Again and again, they had to carve out spaces for themselves then battle for the right to keep them. Britain’s scientific societies pulled elaborate tricks to block female members in the first half of the 20th century. One graduate, Emily Lloyd, managed to gain admission to the Royal Institute of Chemistry only by cleverly using the gender-neutral “E Lloyd” to sit the qualifying exam.

But getting through the door was only half the challenge. At Cambridge, men stamped their feet while women walked to their reserved seats at the front of the lecture theatres (imagine how they must have felt when Philippa Fawcett, daughter of the suffragette Millicent Fawcett, beat them all to come top in the Cambridge Mathematical Tripos exams in 1890). Women-only labs were given inferior facilities. Even scientists who worked alongside their husbands sometimes weren’t given credit when their joint work was published.

Every woman in this book deserves a biography of her own. Martha Whiteley, for example, who did pioneering work on mustard gas and wounded her arm when she tested it on herself. And the chemist Dorothea Hoffert, who researched varnish and food before having to give up work when she got married. The personal tales of these remarkable figures could benefit from more spacious storytelling, but as a scholarly account, Fara’s book offers a window into this fascinating chapter of history.

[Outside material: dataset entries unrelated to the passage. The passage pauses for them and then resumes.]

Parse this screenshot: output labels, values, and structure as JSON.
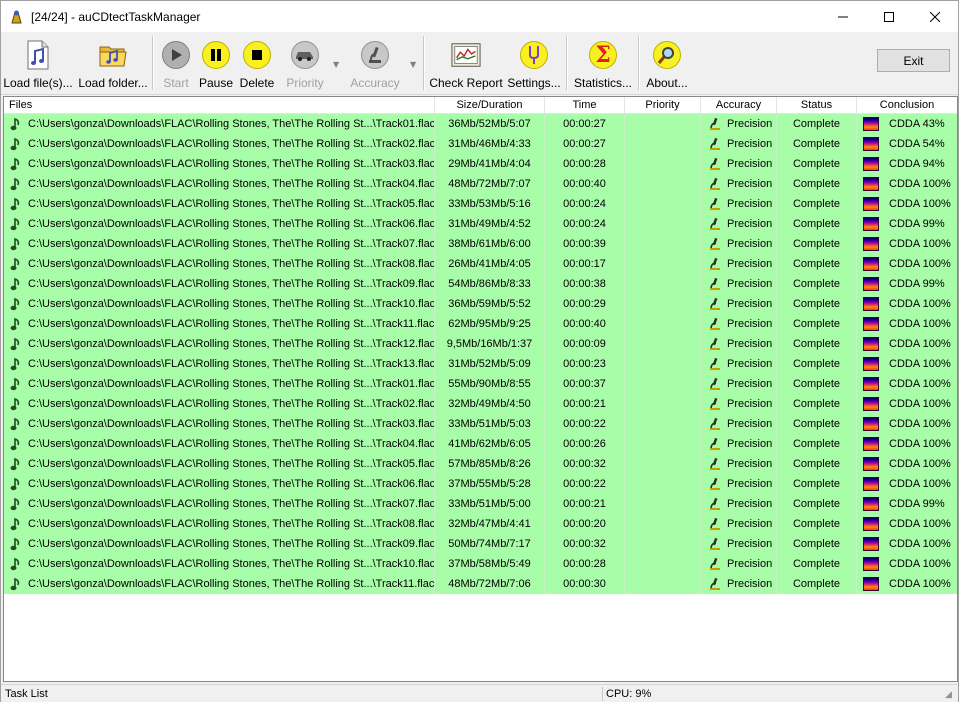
{
  "window": {
    "title": "[24/24] - auCDtectTaskManager",
    "controls": [
      "minimize",
      "maximize",
      "close"
    ]
  },
  "toolbar": {
    "buttons": [
      {
        "label": "Load file(s)...",
        "icon": "music-file-icon",
        "enabled": true
      },
      {
        "label": "Load folder...",
        "icon": "music-folder-icon",
        "enabled": true
      },
      {
        "label": "Start",
        "icon": "play-icon",
        "enabled": false
      },
      {
        "label": "Pause",
        "icon": "pause-icon",
        "enabled": true
      },
      {
        "label": "Delete",
        "icon": "stop-icon",
        "enabled": true
      },
      {
        "label": "Priority",
        "icon": "car-icon",
        "enabled": false
      },
      {
        "label": "Accuracy",
        "icon": "microscope-icon",
        "enabled": false
      },
      {
        "label": "Check Report",
        "icon": "report-icon",
        "enabled": true
      },
      {
        "label": "Settings...",
        "icon": "tuning-fork-icon",
        "enabled": true
      },
      {
        "label": "Statistics...",
        "icon": "sigma-icon",
        "enabled": true
      },
      {
        "label": "About...",
        "icon": "magnifier-icon",
        "enabled": true
      }
    ],
    "exit_label": "Exit"
  },
  "list": {
    "columns": [
      "Files",
      "Size/Duration",
      "Time",
      "Priority",
      "Accuracy",
      "Status",
      "Conclusion"
    ],
    "rows": [
      {
        "file": "C:\\Users\\gonza\\Downloads\\FLAC\\Rolling Stones, The\\The Rolling St...\\Track01.flac",
        "size": "36Mb/52Mb/5:07",
        "time": "00:00:27",
        "priority": "",
        "accuracy": "Precision",
        "status": "Complete",
        "conclusion": "CDDA 43%"
      },
      {
        "file": "C:\\Users\\gonza\\Downloads\\FLAC\\Rolling Stones, The\\The Rolling St...\\Track02.flac",
        "size": "31Mb/46Mb/4:33",
        "time": "00:00:27",
        "priority": "",
        "accuracy": "Precision",
        "status": "Complete",
        "conclusion": "CDDA 54%"
      },
      {
        "file": "C:\\Users\\gonza\\Downloads\\FLAC\\Rolling Stones, The\\The Rolling St...\\Track03.flac",
        "size": "29Mb/41Mb/4:04",
        "time": "00:00:28",
        "priority": "",
        "accuracy": "Precision",
        "status": "Complete",
        "conclusion": "CDDA 94%"
      },
      {
        "file": "C:\\Users\\gonza\\Downloads\\FLAC\\Rolling Stones, The\\The Rolling St...\\Track04.flac",
        "size": "48Mb/72Mb/7:07",
        "time": "00:00:40",
        "priority": "",
        "accuracy": "Precision",
        "status": "Complete",
        "conclusion": "CDDA 100%"
      },
      {
        "file": "C:\\Users\\gonza\\Downloads\\FLAC\\Rolling Stones, The\\The Rolling St...\\Track05.flac",
        "size": "33Mb/53Mb/5:16",
        "time": "00:00:24",
        "priority": "",
        "accuracy": "Precision",
        "status": "Complete",
        "conclusion": "CDDA 100%"
      },
      {
        "file": "C:\\Users\\gonza\\Downloads\\FLAC\\Rolling Stones, The\\The Rolling St...\\Track06.flac",
        "size": "31Mb/49Mb/4:52",
        "time": "00:00:24",
        "priority": "",
        "accuracy": "Precision",
        "status": "Complete",
        "conclusion": "CDDA 99%"
      },
      {
        "file": "C:\\Users\\gonza\\Downloads\\FLAC\\Rolling Stones, The\\The Rolling St...\\Track07.flac",
        "size": "38Mb/61Mb/6:00",
        "time": "00:00:39",
        "priority": "",
        "accuracy": "Precision",
        "status": "Complete",
        "conclusion": "CDDA 100%"
      },
      {
        "file": "C:\\Users\\gonza\\Downloads\\FLAC\\Rolling Stones, The\\The Rolling St...\\Track08.flac",
        "size": "26Mb/41Mb/4:05",
        "time": "00:00:17",
        "priority": "",
        "accuracy": "Precision",
        "status": "Complete",
        "conclusion": "CDDA 100%"
      },
      {
        "file": "C:\\Users\\gonza\\Downloads\\FLAC\\Rolling Stones, The\\The Rolling St...\\Track09.flac",
        "size": "54Mb/86Mb/8:33",
        "time": "00:00:38",
        "priority": "",
        "accuracy": "Precision",
        "status": "Complete",
        "conclusion": "CDDA 99%"
      },
      {
        "file": "C:\\Users\\gonza\\Downloads\\FLAC\\Rolling Stones, The\\The Rolling St...\\Track10.flac",
        "size": "36Mb/59Mb/5:52",
        "time": "00:00:29",
        "priority": "",
        "accuracy": "Precision",
        "status": "Complete",
        "conclusion": "CDDA 100%"
      },
      {
        "file": "C:\\Users\\gonza\\Downloads\\FLAC\\Rolling Stones, The\\The Rolling St...\\Track11.flac",
        "size": "62Mb/95Mb/9:25",
        "time": "00:00:40",
        "priority": "",
        "accuracy": "Precision",
        "status": "Complete",
        "conclusion": "CDDA 100%"
      },
      {
        "file": "C:\\Users\\gonza\\Downloads\\FLAC\\Rolling Stones, The\\The Rolling St...\\Track12.flac",
        "size": "9,5Mb/16Mb/1:37",
        "time": "00:00:09",
        "priority": "",
        "accuracy": "Precision",
        "status": "Complete",
        "conclusion": "CDDA 100%"
      },
      {
        "file": "C:\\Users\\gonza\\Downloads\\FLAC\\Rolling Stones, The\\The Rolling St...\\Track13.flac",
        "size": "31Mb/52Mb/5:09",
        "time": "00:00:23",
        "priority": "",
        "accuracy": "Precision",
        "status": "Complete",
        "conclusion": "CDDA 100%"
      },
      {
        "file": "C:\\Users\\gonza\\Downloads\\FLAC\\Rolling Stones, The\\The Rolling St...\\Track01.flac",
        "size": "55Mb/90Mb/8:55",
        "time": "00:00:37",
        "priority": "",
        "accuracy": "Precision",
        "status": "Complete",
        "conclusion": "CDDA 100%"
      },
      {
        "file": "C:\\Users\\gonza\\Downloads\\FLAC\\Rolling Stones, The\\The Rolling St...\\Track02.flac",
        "size": "32Mb/49Mb/4:50",
        "time": "00:00:21",
        "priority": "",
        "accuracy": "Precision",
        "status": "Complete",
        "conclusion": "CDDA 100%"
      },
      {
        "file": "C:\\Users\\gonza\\Downloads\\FLAC\\Rolling Stones, The\\The Rolling St...\\Track03.flac",
        "size": "33Mb/51Mb/5:03",
        "time": "00:00:22",
        "priority": "",
        "accuracy": "Precision",
        "status": "Complete",
        "conclusion": "CDDA 100%"
      },
      {
        "file": "C:\\Users\\gonza\\Downloads\\FLAC\\Rolling Stones, The\\The Rolling St...\\Track04.flac",
        "size": "41Mb/62Mb/6:05",
        "time": "00:00:26",
        "priority": "",
        "accuracy": "Precision",
        "status": "Complete",
        "conclusion": "CDDA 100%"
      },
      {
        "file": "C:\\Users\\gonza\\Downloads\\FLAC\\Rolling Stones, The\\The Rolling St...\\Track05.flac",
        "size": "57Mb/85Mb/8:26",
        "time": "00:00:32",
        "priority": "",
        "accuracy": "Precision",
        "status": "Complete",
        "conclusion": "CDDA 100%"
      },
      {
        "file": "C:\\Users\\gonza\\Downloads\\FLAC\\Rolling Stones, The\\The Rolling St...\\Track06.flac",
        "size": "37Mb/55Mb/5:28",
        "time": "00:00:22",
        "priority": "",
        "accuracy": "Precision",
        "status": "Complete",
        "conclusion": "CDDA 100%"
      },
      {
        "file": "C:\\Users\\gonza\\Downloads\\FLAC\\Rolling Stones, The\\The Rolling St...\\Track07.flac",
        "size": "33Mb/51Mb/5:00",
        "time": "00:00:21",
        "priority": "",
        "accuracy": "Precision",
        "status": "Complete",
        "conclusion": "CDDA 99%"
      },
      {
        "file": "C:\\Users\\gonza\\Downloads\\FLAC\\Rolling Stones, The\\The Rolling St...\\Track08.flac",
        "size": "32Mb/47Mb/4:41",
        "time": "00:00:20",
        "priority": "",
        "accuracy": "Precision",
        "status": "Complete",
        "conclusion": "CDDA 100%"
      },
      {
        "file": "C:\\Users\\gonza\\Downloads\\FLAC\\Rolling Stones, The\\The Rolling St...\\Track09.flac",
        "size": "50Mb/74Mb/7:17",
        "time": "00:00:32",
        "priority": "",
        "accuracy": "Precision",
        "status": "Complete",
        "conclusion": "CDDA 100%"
      },
      {
        "file": "C:\\Users\\gonza\\Downloads\\FLAC\\Rolling Stones, The\\The Rolling St...\\Track10.flac",
        "size": "37Mb/58Mb/5:49",
        "time": "00:00:28",
        "priority": "",
        "accuracy": "Precision",
        "status": "Complete",
        "conclusion": "CDDA 100%"
      },
      {
        "file": "C:\\Users\\gonza\\Downloads\\FLAC\\Rolling Stones, The\\The Rolling St...\\Track11.flac",
        "size": "48Mb/72Mb/7:06",
        "time": "00:00:30",
        "priority": "",
        "accuracy": "Precision",
        "status": "Complete",
        "conclusion": "CDDA 100%"
      }
    ],
    "row_color": "#a8fda8"
  },
  "statusbar": {
    "left": "Task List",
    "cpu": "CPU: 9%"
  }
}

What’s also intriguing is the unease that men felt on seeing women doing “their” jobs. Soldiers worried about “the masculinisation of women” back home. There were fears that uniforms and protective overalls would drain femininity, and that by choosing to study and work rather than reproduce, clever women were depriving the nation of clever babies.

Unsurprisingly then, after the war, things went back swiftly to how they were before. Even in medical schools, where women had made huge strides, “the traditional masculine culture reasserted itself”. Women did win the battle in the end, although the war continues. As Fara makes clear, this was not only through the force of their intellects but also by taking the example of male clubs and forming their own networks. Women’s colleges became hotbeds for campaigning, particularly Newnham in Cambridge. The Women’s Engineering Society, the British Federation of University Women, and others were set up partly to help women fight entrenched efforts to hold them back.

“It is with much interest that we learned a few weeks ago that women chemists in London had formed a Club,” a snobbish editorial in the journal Chemistry and Industry began in 1952. “Most men are clubbable one way or another, but we did not know this was true of women. We wonder if this formation of a Club for women chemists is another sign of female emancipation.”

It was. By banding together and defending their rights, women found a strength that many before the war assumed they would never have. These pioneers not only helped win women the vote, they changed what it meant to be a woman. l

Angela Saini is the author of “Inferior: How Science Got Women Wrong – and the New Research That’s Rewriting the Story” (4th Estate). Patricia Fara will appear at Cambridge Literary Festival, in association with the New Statesman, on Friday 12 April.​

A Lab of One’s Own: Science and Suffrage in the First World War
Patricia Fara
Oxford University Press, 352pp, £18.99

This article first appeared in the 15 February 2018 issue of the New Statesman, The polite extremist